(REQUIREMENT)
In the answer, every entry must appear exactly as given.

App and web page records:
■ ■ ■ ■ ■ ■ ■

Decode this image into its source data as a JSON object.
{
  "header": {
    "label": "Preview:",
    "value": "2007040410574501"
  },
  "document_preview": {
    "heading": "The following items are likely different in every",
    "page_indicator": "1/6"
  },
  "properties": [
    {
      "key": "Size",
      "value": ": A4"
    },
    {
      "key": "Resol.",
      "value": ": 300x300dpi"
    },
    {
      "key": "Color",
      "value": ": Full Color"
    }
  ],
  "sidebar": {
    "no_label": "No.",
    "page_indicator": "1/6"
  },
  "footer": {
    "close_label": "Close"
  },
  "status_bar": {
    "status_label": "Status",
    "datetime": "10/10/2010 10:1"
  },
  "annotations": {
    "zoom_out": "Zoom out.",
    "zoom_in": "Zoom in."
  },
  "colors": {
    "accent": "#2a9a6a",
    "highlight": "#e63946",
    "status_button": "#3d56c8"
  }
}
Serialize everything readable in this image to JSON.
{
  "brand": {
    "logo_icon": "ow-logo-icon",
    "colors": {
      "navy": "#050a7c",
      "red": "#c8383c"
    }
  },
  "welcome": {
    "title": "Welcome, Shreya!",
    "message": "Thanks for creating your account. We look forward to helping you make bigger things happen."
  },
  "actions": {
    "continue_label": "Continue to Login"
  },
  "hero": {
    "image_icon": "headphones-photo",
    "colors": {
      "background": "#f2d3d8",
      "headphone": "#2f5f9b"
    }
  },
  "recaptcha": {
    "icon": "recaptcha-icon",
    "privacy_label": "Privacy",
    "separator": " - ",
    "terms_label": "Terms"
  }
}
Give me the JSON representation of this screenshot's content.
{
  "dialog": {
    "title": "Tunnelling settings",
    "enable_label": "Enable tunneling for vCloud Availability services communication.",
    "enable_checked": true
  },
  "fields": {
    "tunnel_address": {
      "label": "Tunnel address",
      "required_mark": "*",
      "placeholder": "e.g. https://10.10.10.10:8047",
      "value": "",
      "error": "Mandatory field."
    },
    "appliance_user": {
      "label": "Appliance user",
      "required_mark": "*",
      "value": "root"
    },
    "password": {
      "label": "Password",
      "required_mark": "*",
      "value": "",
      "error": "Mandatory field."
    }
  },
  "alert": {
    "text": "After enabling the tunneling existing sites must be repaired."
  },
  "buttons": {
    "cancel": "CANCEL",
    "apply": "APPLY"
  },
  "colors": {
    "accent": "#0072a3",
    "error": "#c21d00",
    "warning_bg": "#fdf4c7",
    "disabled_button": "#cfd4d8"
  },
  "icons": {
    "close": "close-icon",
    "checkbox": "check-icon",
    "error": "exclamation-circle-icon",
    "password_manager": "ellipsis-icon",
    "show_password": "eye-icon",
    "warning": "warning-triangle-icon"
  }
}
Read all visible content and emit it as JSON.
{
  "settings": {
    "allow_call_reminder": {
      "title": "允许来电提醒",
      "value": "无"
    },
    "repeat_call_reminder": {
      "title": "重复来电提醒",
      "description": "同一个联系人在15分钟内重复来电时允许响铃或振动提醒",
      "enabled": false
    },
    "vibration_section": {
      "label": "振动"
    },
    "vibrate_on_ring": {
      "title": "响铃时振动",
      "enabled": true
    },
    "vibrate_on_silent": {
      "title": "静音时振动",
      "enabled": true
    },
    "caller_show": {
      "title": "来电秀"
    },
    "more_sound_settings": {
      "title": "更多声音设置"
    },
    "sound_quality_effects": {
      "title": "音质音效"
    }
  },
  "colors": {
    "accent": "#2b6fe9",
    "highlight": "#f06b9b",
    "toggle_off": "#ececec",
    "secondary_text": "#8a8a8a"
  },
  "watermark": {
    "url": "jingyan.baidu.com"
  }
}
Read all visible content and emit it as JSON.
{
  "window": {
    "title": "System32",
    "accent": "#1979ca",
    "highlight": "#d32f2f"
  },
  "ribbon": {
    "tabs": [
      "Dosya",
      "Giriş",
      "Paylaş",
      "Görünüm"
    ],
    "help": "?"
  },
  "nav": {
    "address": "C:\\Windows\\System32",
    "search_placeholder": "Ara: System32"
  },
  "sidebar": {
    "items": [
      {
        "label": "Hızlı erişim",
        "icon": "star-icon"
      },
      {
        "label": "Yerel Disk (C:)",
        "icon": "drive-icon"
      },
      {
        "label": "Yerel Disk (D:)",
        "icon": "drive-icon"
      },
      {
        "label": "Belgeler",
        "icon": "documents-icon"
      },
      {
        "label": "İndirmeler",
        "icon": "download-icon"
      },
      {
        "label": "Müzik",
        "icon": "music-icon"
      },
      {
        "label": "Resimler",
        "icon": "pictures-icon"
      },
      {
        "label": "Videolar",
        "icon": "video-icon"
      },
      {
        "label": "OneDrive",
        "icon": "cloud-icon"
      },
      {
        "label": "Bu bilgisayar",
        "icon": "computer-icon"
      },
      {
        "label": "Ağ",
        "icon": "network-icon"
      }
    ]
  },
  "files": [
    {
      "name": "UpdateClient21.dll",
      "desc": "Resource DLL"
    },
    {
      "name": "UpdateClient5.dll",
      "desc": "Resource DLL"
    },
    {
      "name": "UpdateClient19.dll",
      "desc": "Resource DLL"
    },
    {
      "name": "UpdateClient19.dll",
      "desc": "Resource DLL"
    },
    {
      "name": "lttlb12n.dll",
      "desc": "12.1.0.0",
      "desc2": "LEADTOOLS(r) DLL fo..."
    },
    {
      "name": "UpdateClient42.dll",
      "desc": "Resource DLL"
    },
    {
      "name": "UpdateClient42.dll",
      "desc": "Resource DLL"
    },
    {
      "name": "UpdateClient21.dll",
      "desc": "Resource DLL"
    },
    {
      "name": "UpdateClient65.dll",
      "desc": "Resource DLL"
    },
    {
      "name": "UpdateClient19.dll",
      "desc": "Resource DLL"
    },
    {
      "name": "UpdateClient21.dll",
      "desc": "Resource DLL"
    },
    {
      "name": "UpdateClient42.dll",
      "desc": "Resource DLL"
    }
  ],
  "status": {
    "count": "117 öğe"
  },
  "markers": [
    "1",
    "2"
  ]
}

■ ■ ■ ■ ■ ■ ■

(SOLUTION TO THIS PROBLEM)
Decode this image into its source data as a JSON object.
{
  "header": {
    "label": "Preview:",
    "value": "2007040410574501"
  },
  "document_preview": {
    "heading": "The following items are likely different in every",
    "page_indicator": "1/6"
  },
  "properties": [
    {
      "key": "Size",
      "value": ": A4"
    },
    {
      "key": "Resol.",
      "value": ": 300x300dpi"
    },
    {
      "key": "Color",
      "value": ": Full Color"
    }
  ],
  "sidebar": {
    "no_label": "No.",
    "page_indicator": "1/6"
  },
  "footer": {
    "close_label": "Close"
  },
  "status_bar": {
    "status_label": "Status",
    "datetime": "10/10/2010 10:1"
  },
  "annotations": {
    "zoom_out": "Zoom out.",
    "zoom_in": "Zoom in."
  },
  "colors": {
    "accent": "#2a9a6a",
    "highlight": "#e63946",
    "status_button": "#3d56c8"
  }
}
Serialize everything readable in this image to JSON.
{
  "brand": {
    "logo_icon": "ow-logo-icon",
    "colors": {
      "navy": "#050a7c",
      "red": "#c8383c"
    }
  },
  "welcome": {
    "title": "Welcome, Shreya!",
    "message": "Thanks for creating your account. We look forward to helping you make bigger things happen."
  },
  "actions": {
    "continue_label": "Continue to Login"
  },
  "hero": {
    "image_icon": "headphones-photo",
    "colors": {
      "background": "#f2d3d8",
      "headphone": "#2f5f9b"
    }
  },
  "recaptcha": {
    "icon": "recaptcha-icon",
    "privacy_label": "Privacy",
    "separator": " - ",
    "terms_label": "Terms"
  }
}
Give me the JSON representation of this screenshot's content.
{
  "dialog": {
    "title": "Tunnelling settings",
    "enable_label": "Enable tunneling for vCloud Availability services communication.",
    "enable_checked": true
  },
  "fields": {
    "tunnel_address": {
      "label": "Tunnel address",
      "required_mark": "*",
      "placeholder": "e.g. https://10.10.10.10:8047",
      "value": "",
      "error": "Mandatory field."
    },
    "appliance_user": {
      "label": "Appliance user",
      "required_mark": "*",
      "value": "root"
    },
    "password": {
      "label": "Password",
      "required_mark": "*",
      "value": "",
      "error": "Mandatory field."
    }
  },
  "alert": {
    "text": "After enabling the tunneling existing sites must be repaired."
  },
  "buttons": {
    "cancel": "CANCEL",
    "apply": "APPLY"
  },
  "colors": {
    "accent": "#0072a3",
    "error": "#c21d00",
    "warning_bg": "#fdf4c7",
    "disabled_button": "#cfd4d8"
  },
  "icons": {
    "close": "close-icon",
    "checkbox": "check-icon",
    "error": "exclamation-circle-icon",
    "password_manager": "ellipsis-icon",
    "show_password": "eye-icon",
    "warning": "warning-triangle-icon"
  }
}
Read all visible content and emit it as JSON.
{
  "settings": {
    "allow_call_reminder": {
      "title": "允许来电提醒",
      "value": "无"
    },
    "repeat_call_reminder": {
      "title": "重复来电提醒",
      "description": "同一个联系人在15分钟内重复来电时允许响铃或振动提醒",
      "enabled": false
    },
    "vibration_section": {
      "label": "振动"
    },
    "vibrate_on_ring": {
      "title": "响铃时振动",
      "enabled": true
    },
    "vibrate_on_silent": {
      "title": "静音时振动",
      "enabled": true
    },
    "caller_show": {
      "title": "来电秀"
    },
    "more_sound_settings": {
      "title": "更多声音设置"
    },
    "sound_quality_effects": {
      "title": "音质音效"
    }
  },
  "colors": {
    "accent": "#2b6fe9",
    "highlight": "#f06b9b",
    "toggle_off": "#ececec",
    "secondary_text": "#8a8a8a"
  },
  "watermark": {
    "url": "jingyan.baidu.com"
  }
}
Read all visible content and emit it as JSON.
{
  "window": {
    "title": "System32",
    "accent": "#1979ca",
    "highlight": "#d32f2f"
  },
  "ribbon": {
    "tabs": [
      "Dosya",
      "Giriş",
      "Paylaş",
      "Görünüm"
    ],
    "help": "?"
  },
  "nav": {
    "address": "C:\\Windows\\System32",
    "search_placeholder": "Ara: System32"
  },
  "sidebar": {
    "items": [
      {
        "label": "Hızlı erişim",
        "icon": "star-icon"
      },
      {
        "label": "Yerel Disk (C:)",
        "icon": "drive-icon"
      },
      {
        "label": "Yerel Disk (D:)",
        "icon": "drive-icon"
      },
      {
        "label": "Belgeler",
        "icon": "documents-icon"
      },
      {
        "label": "İndirmeler",
        "icon": "download-icon"
      },
      {
        "label": "Müzik",
        "icon": "music-icon"
      },
      {
        "label": "Resimler",
        "icon": "pictures-icon"
      },
      {
        "label": "Videolar",
        "icon": "video-icon"
      },
      {
        "label": "OneDrive",
        "icon": "cloud-icon"
      },
      {
        "label": "Bu bilgisayar",
        "icon": "computer-icon"
      },
      {
        "label": "Ağ",
        "icon": "network-icon"
      }
    ]
  },
  "files": [
    {
      "name": "UpdateClient21.dll",
      "desc": "Resource DLL"
    },
    {
      "name": "UpdateClient5.dll",
      "desc": "Resource DLL"
    },
    {
      "name": "UpdateClient19.dll",
      "desc": "Resource DLL"
    },
    {
      "name": "UpdateClient19.dll",
      "desc": "Resource DLL"
    },
    {
      "name": "lttlb12n.dll",
      "desc": "12.1.0.0",
      "desc2": "LEADTOOLS(r) DLL fo..."
    },
    {
      "name": "UpdateClient42.dll",
      "desc": "Resource DLL"
    },
    {
      "name": "UpdateClient42.dll",
      "desc": "Resource DLL"
    },
    {
      "name": "UpdateClient21.dll",
      "desc": "Resource DLL"
    },
    {
      "name": "UpdateClient65.dll",
      "desc": "Resource DLL"
    },
    {
      "name": "UpdateClient19.dll",
      "desc": "Resource DLL"
    },
    {
      "name": "UpdateClient21.dll",
      "desc": "Resource DLL"
    },
    {
      "name": "UpdateClient42.dll",
      "desc": "Resource DLL"
    }
  ],
  "status": {
    "count": "117 öğe"
  },
  "markers": [
    "1",
    "2"
  ]
}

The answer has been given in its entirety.